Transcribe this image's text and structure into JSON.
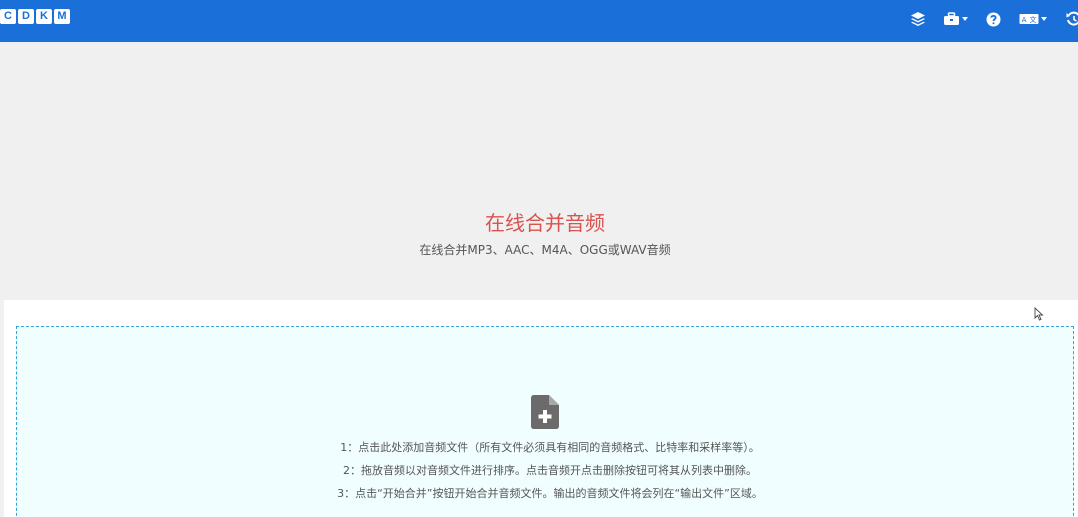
{
  "navbar": {
    "logo_letters": [
      "C",
      "D",
      "K",
      "M"
    ],
    "icons": [
      {
        "name": "layers-icon"
      },
      {
        "name": "toolbox-icon"
      },
      {
        "name": "help-icon"
      },
      {
        "name": "language-icon"
      },
      {
        "name": "history-icon"
      }
    ],
    "brand_color": "#1a6fd9"
  },
  "hero": {
    "title": "在线合并音频",
    "subtitle": "在线合并MP3、AAC、M4A、OGG或WAV音频",
    "title_color": "#d9534f"
  },
  "dropzone": {
    "steps": [
      "1：点击此处添加音频文件（所有文件必须具有相同的音频格式、比特率和采样率等）。",
      "2：拖放音频以对音频文件进行排序。点击音频开点击删除按钮可将其从列表中删除。",
      "3：点击“开始合并”按钮开始合并音频文件。输出的音频文件将会列在“输出文件”区域。"
    ],
    "border_color": "#36a3d9",
    "background": "#f0feff"
  }
}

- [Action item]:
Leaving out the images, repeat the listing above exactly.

- [Answer for this exercise]:
Transcribe this image's text and structure into JSON.
{
  "navbar": {
    "logo_letters": [
      "C",
      "D",
      "K",
      "M"
    ],
    "icons": [
      {
        "name": "layers-icon"
      },
      {
        "name": "toolbox-icon"
      },
      {
        "name": "help-icon"
      },
      {
        "name": "language-icon"
      },
      {
        "name": "history-icon"
      }
    ],
    "brand_color": "#1a6fd9"
  },
  "hero": {
    "title": "在线合并音频",
    "subtitle": "在线合并MP3、AAC、M4A、OGG或WAV音频",
    "title_color": "#d9534f"
  },
  "dropzone": {
    "steps": [
      "1：点击此处添加音频文件（所有文件必须具有相同的音频格式、比特率和采样率等）。",
      "2：拖放音频以对音频文件进行排序。点击音频开点击删除按钮可将其从列表中删除。",
      "3：点击“开始合并”按钮开始合并音频文件。输出的音频文件将会列在“输出文件”区域。"
    ],
    "border_color": "#36a3d9",
    "background": "#f0feff"
  }
}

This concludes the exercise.